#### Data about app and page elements

....

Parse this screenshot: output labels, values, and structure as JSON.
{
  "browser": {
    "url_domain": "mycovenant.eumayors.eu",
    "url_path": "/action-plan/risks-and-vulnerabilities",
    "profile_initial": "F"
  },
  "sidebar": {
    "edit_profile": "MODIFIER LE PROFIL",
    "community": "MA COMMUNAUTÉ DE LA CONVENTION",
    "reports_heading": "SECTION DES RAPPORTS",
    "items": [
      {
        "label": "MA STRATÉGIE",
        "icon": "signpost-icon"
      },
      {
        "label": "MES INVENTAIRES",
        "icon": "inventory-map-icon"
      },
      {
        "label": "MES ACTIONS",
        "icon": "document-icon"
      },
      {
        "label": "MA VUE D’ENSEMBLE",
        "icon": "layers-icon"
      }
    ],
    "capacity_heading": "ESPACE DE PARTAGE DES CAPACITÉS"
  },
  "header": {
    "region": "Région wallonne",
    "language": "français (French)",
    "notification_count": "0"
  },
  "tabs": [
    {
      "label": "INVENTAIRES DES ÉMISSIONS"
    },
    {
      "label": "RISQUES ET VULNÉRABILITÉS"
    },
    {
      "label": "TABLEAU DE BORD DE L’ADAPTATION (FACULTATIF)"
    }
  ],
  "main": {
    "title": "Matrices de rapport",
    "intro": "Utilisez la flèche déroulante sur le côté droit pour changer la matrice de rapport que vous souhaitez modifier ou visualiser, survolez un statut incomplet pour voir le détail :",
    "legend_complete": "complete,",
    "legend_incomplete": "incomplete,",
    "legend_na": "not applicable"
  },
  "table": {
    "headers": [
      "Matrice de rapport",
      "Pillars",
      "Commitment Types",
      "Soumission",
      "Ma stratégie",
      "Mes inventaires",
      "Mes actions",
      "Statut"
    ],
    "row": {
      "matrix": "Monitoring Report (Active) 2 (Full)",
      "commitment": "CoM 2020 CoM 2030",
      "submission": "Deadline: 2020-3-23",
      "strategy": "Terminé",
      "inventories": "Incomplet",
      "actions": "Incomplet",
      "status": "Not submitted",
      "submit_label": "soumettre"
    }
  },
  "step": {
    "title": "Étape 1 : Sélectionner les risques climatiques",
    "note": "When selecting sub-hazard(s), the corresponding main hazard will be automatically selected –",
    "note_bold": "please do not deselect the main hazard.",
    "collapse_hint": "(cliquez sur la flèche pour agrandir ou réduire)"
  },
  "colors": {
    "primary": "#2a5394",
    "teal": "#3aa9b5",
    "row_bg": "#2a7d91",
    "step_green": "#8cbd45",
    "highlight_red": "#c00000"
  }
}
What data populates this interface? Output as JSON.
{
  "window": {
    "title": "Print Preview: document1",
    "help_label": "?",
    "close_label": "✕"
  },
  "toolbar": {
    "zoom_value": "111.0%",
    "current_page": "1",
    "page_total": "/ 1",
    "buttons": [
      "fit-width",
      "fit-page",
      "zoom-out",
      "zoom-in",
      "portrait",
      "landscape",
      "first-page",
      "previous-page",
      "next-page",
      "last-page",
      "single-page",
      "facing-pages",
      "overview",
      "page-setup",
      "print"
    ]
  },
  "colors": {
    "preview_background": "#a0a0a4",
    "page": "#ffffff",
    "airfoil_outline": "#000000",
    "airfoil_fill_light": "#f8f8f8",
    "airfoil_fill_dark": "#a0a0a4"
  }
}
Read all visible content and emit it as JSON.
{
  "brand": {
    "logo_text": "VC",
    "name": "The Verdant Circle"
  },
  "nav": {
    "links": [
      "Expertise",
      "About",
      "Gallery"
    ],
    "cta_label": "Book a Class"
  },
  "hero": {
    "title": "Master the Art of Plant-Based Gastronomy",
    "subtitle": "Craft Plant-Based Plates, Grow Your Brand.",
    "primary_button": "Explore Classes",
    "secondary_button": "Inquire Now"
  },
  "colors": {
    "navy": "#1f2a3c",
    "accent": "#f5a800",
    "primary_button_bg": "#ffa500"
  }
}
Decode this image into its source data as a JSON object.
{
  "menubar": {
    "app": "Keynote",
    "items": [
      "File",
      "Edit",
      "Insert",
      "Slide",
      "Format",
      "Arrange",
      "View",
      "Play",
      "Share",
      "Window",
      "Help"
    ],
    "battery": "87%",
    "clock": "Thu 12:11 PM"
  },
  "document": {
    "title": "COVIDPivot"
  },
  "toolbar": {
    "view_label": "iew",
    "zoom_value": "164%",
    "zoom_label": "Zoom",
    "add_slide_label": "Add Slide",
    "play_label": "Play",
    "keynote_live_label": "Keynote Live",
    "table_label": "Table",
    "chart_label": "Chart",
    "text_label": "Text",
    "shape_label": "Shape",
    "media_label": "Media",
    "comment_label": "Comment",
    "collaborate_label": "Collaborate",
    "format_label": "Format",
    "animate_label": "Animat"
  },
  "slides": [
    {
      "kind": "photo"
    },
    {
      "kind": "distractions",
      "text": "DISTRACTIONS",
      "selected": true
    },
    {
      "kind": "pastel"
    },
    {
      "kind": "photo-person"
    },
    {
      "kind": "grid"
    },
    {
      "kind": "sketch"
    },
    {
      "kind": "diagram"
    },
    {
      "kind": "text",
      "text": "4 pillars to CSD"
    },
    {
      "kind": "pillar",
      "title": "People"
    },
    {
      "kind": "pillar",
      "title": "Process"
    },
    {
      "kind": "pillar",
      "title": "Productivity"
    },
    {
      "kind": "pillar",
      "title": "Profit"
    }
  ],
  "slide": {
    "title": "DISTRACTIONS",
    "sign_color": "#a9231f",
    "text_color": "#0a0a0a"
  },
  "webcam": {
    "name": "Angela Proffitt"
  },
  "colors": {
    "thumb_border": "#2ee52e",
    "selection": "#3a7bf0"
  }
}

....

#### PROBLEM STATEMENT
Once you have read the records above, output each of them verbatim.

#### COMPLETED EXERCISE
Parse this screenshot: output labels, values, and structure as JSON.
{
  "browser": {
    "url_domain": "mycovenant.eumayors.eu",
    "url_path": "/action-plan/risks-and-vulnerabilities",
    "profile_initial": "F"
  },
  "sidebar": {
    "edit_profile": "MODIFIER LE PROFIL",
    "community": "MA COMMUNAUTÉ DE LA CONVENTION",
    "reports_heading": "SECTION DES RAPPORTS",
    "items": [
      {
        "label": "MA STRATÉGIE",
        "icon": "signpost-icon"
      },
      {
        "label": "MES INVENTAIRES",
        "icon": "inventory-map-icon"
      },
      {
        "label": "MES ACTIONS",
        "icon": "document-icon"
      },
      {
        "label": "MA VUE D’ENSEMBLE",
        "icon": "layers-icon"
      }
    ],
    "capacity_heading": "ESPACE DE PARTAGE DES CAPACITÉS"
  },
  "header": {
    "region": "Région wallonne",
    "language": "français (French)",
    "notification_count": "0"
  },
  "tabs": [
    {
      "label": "INVENTAIRES DES ÉMISSIONS"
    },
    {
      "label": "RISQUES ET VULNÉRABILITÉS"
    },
    {
      "label": "TABLEAU DE BORD DE L’ADAPTATION (FACULTATIF)"
    }
  ],
  "main": {
    "title": "Matrices de rapport",
    "intro": "Utilisez la flèche déroulante sur le côté droit pour changer la matrice de rapport que vous souhaitez modifier ou visualiser, survolez un statut incomplet pour voir le détail :",
    "legend_complete": "complete,",
    "legend_incomplete": "incomplete,",
    "legend_na": "not applicable"
  },
  "table": {
    "headers": [
      "Matrice de rapport",
      "Pillars",
      "Commitment Types",
      "Soumission",
      "Ma stratégie",
      "Mes inventaires",
      "Mes actions",
      "Statut"
    ],
    "row": {
      "matrix": "Monitoring Report (Active) 2 (Full)",
      "commitment": "CoM 2020 CoM 2030",
      "submission": "Deadline: 2020-3-23",
      "strategy": "Terminé",
      "inventories": "Incomplet",
      "actions": "Incomplet",
      "status": "Not submitted",
      "submit_label": "soumettre"
    }
  },
  "step": {
    "title": "Étape 1 : Sélectionner les risques climatiques",
    "note": "When selecting sub-hazard(s), the corresponding main hazard will be automatically selected –",
    "note_bold": "please do not deselect the main hazard.",
    "collapse_hint": "(cliquez sur la flèche pour agrandir ou réduire)"
  },
  "colors": {
    "primary": "#2a5394",
    "teal": "#3aa9b5",
    "row_bg": "#2a7d91",
    "step_green": "#8cbd45",
    "highlight_red": "#c00000"
  }
}
What data populates this interface? Output as JSON.
{
  "window": {
    "title": "Print Preview: document1",
    "help_label": "?",
    "close_label": "✕"
  },
  "toolbar": {
    "zoom_value": "111.0%",
    "current_page": "1",
    "page_total": "/ 1",
    "buttons": [
      "fit-width",
      "fit-page",
      "zoom-out",
      "zoom-in",
      "portrait",
      "landscape",
      "first-page",
      "previous-page",
      "next-page",
      "last-page",
      "single-page",
      "facing-pages",
      "overview",
      "page-setup",
      "print"
    ]
  },
  "colors": {
    "preview_background": "#a0a0a4",
    "page": "#ffffff",
    "airfoil_outline": "#000000",
    "airfoil_fill_light": "#f8f8f8",
    "airfoil_fill_dark": "#a0a0a4"
  }
}
Read all visible content and emit it as JSON.
{
  "brand": {
    "logo_text": "VC",
    "name": "The Verdant Circle"
  },
  "nav": {
    "links": [
      "Expertise",
      "About",
      "Gallery"
    ],
    "cta_label": "Book a Class"
  },
  "hero": {
    "title": "Master the Art of Plant-Based Gastronomy",
    "subtitle": "Craft Plant-Based Plates, Grow Your Brand.",
    "primary_button": "Explore Classes",
    "secondary_button": "Inquire Now"
  },
  "colors": {
    "navy": "#1f2a3c",
    "accent": "#f5a800",
    "primary_button_bg": "#ffa500"
  }
}
Decode this image into its source data as a JSON object.
{
  "menubar": {
    "app": "Keynote",
    "items": [
      "File",
      "Edit",
      "Insert",
      "Slide",
      "Format",
      "Arrange",
      "View",
      "Play",
      "Share",
      "Window",
      "Help"
    ],
    "battery": "87%",
    "clock": "Thu 12:11 PM"
  },
  "document": {
    "title": "COVIDPivot"
  },
  "toolbar": {
    "view_label": "iew",
    "zoom_value": "164%",
    "zoom_label": "Zoom",
    "add_slide_label": "Add Slide",
    "play_label": "Play",
    "keynote_live_label": "Keynote Live",
    "table_label": "Table",
    "chart_label": "Chart",
    "text_label": "Text",
    "shape_label": "Shape",
    "media_label": "Media",
    "comment_label": "Comment",
    "collaborate_label": "Collaborate",
    "format_label": "Format",
    "animate_label": "Animat"
  },
  "slides": [
    {
      "kind": "photo"
    },
    {
      "kind": "distractions",
      "text": "DISTRACTIONS",
      "selected": true
    },
    {
      "kind": "pastel"
    },
    {
      "kind": "photo-person"
    },
    {
      "kind": "grid"
    },
    {
      "kind": "sketch"
    },
    {
      "kind": "diagram"
    },
    {
      "kind": "text",
      "text": "4 pillars to CSD"
    },
    {
      "kind": "pillar",
      "title": "People"
    },
    {
      "kind": "pillar",
      "title": "Process"
    },
    {
      "kind": "pillar",
      "title": "Productivity"
    },
    {
      "kind": "pillar",
      "title": "Profit"
    }
  ],
  "slide": {
    "title": "DISTRACTIONS",
    "sign_color": "#a9231f",
    "text_color": "#0a0a0a"
  },
  "webcam": {
    "name": "Angela Proffitt"
  },
  "colors": {
    "thumb_border": "#2ee52e",
    "selection": "#3a7bf0"
  }
}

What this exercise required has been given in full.